The Stages of Grief After a Mental Illness Diagnosis

In the ten years that I’ve lived with schizophrenia, I’ve seen good days and horrible days, I’ve had successes and I’ve had failures but nothing can compare to the despair I felt in the first few months and years of living with the illness.

They say there are five stages of grief when you lose a loved one. I can tell you from personal experience that those five stages also exist and are just as intense when you’re told you’re crazy.

Instead of losing someone you loved you’ve lost yourself or at least your conception of yourself.

First there’s denial, in my case I didn’t believe my diagnosis, I thought “they’re all playing a trick on me to make me think I’m crazy, it’s all a ruse” I thought the psychiatrists office was a set up and I was so reluctant to accept the diagnosis that I couldn’t even make it through a therapy session without storming out. Read More →

Learning to Live with a Diagnosis of Schizophrenia

I can remember when I got the news. It was 2006 after a period of almost two years of the irrational fear that people were making fun of me, which then elevated to agoraphobia and delusions that I was a prophet and that the TV and the radio were talking to me and sending me secret messages.

It all came to a head when I was unequivocally convinced that I was tasked with saving the world from it’s ills. I went on a cross country trip to the U.N. to spread a message of peace thinking it was my divine ordination. When I got home I was greeted with a mandatory seventy-two hour hold at the psych ward in the community hospital.

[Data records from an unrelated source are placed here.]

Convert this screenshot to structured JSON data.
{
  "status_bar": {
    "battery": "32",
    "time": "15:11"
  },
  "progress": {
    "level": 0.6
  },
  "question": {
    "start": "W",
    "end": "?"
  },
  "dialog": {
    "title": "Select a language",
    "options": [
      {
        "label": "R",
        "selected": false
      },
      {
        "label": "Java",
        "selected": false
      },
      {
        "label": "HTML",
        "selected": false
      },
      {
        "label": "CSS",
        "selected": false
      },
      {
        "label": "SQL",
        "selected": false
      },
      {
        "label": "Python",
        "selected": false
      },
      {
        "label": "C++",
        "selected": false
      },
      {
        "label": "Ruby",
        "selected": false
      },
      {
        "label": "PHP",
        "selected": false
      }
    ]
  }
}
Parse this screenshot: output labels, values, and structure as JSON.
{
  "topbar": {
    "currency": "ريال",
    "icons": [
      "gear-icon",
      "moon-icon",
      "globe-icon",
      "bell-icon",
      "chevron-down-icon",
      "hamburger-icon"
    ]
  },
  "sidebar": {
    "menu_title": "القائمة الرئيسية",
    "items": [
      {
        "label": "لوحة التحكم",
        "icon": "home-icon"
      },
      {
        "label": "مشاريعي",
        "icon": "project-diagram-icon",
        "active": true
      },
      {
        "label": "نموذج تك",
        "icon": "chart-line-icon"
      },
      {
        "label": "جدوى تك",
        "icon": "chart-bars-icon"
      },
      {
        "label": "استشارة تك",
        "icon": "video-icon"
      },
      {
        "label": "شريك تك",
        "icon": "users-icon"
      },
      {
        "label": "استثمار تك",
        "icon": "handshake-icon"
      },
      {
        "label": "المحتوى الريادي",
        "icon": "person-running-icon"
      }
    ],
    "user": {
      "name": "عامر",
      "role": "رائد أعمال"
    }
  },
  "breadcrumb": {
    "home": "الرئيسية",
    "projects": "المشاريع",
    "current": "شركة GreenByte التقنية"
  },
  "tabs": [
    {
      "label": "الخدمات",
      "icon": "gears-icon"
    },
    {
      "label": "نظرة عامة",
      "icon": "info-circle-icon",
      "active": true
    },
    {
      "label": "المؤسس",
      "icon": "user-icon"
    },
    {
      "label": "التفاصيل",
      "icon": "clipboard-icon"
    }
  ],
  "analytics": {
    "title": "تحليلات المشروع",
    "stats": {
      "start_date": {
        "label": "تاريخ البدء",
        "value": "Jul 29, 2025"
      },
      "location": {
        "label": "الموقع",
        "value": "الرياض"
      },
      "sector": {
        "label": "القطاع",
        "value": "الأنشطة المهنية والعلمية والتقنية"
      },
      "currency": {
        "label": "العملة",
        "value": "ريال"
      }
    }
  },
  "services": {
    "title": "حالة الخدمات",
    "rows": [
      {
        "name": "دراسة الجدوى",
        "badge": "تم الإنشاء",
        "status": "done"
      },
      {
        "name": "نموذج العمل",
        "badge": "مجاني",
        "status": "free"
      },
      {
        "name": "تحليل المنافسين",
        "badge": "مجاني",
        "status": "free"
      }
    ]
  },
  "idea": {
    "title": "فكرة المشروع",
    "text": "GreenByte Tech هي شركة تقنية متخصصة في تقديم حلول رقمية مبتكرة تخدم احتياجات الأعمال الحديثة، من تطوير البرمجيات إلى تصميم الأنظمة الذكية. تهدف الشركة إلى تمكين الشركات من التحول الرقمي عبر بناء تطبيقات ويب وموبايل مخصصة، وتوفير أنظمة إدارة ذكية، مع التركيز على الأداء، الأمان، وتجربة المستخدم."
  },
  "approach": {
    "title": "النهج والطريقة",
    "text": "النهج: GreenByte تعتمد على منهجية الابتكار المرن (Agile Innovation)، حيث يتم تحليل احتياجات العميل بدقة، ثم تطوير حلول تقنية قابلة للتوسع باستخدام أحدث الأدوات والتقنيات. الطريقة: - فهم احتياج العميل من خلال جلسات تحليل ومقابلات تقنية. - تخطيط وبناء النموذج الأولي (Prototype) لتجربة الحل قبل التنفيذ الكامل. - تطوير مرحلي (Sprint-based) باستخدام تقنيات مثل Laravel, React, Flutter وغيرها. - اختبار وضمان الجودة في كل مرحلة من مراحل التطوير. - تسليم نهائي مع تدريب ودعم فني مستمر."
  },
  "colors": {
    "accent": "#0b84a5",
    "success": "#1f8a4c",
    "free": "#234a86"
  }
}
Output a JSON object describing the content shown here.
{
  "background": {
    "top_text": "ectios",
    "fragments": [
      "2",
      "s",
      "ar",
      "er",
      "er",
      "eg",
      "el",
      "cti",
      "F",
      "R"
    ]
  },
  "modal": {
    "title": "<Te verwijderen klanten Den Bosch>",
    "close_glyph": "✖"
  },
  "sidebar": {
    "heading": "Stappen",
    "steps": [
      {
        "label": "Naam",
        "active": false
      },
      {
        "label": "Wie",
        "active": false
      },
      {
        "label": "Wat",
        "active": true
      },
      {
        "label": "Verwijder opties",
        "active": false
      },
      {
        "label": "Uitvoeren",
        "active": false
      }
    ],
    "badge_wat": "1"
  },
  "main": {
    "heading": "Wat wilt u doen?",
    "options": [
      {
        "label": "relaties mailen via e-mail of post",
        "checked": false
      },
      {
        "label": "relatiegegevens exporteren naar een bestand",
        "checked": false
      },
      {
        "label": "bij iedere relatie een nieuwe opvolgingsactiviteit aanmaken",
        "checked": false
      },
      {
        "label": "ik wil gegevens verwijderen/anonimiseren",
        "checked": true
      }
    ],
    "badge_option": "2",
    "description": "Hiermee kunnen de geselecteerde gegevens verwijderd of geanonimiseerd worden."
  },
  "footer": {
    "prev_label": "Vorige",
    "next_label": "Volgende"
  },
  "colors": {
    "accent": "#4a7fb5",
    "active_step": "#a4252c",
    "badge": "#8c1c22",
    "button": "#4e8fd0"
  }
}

That seventy-two hours turned into seven days and somewhere around the fifth day I was told I had a chronic incurable brain disorder called schizophrenia.

This was a condition that had to be managed, I was told, I would have to take powerful antipsychotic medication every day for the rest of my life and I had to accept that the things I thought were so real were just tricks my brain was playing on me. Read More →

How to Have Schizophrenia and Be Ok

Schizophrenia is a strange kind of fun. On the one hand your lapses into crippling paranoia and delusional thinking will give you the edge you need to be sharp and cutthroat in social and business interactions, after all if you think everybody’s out to get you, you don’t have to make friends which opens up a lot of room for focusing on your specific goals. On the other hand, these same lapses into crippling paranoia and delusional thinking will make you so lonely and fearful of the world around you that you won’t even want to interact and will therefore have endless amounts of free time as you sit huddled in the corner of your dark studio apartment with a loaded glock ready to strike at even the most subtle sound emanating from your neighbor’s apartment.

This article is of course satire and attempting to make light of a horrible situation the subject of which I’m allowed to joke about because I’ve had schizophrenia for eight years. In it, I’ll guide you through the steps of accepting your tragic fate and fighting to overcome it and one day having a semblance of functioning normally in society.

Read More →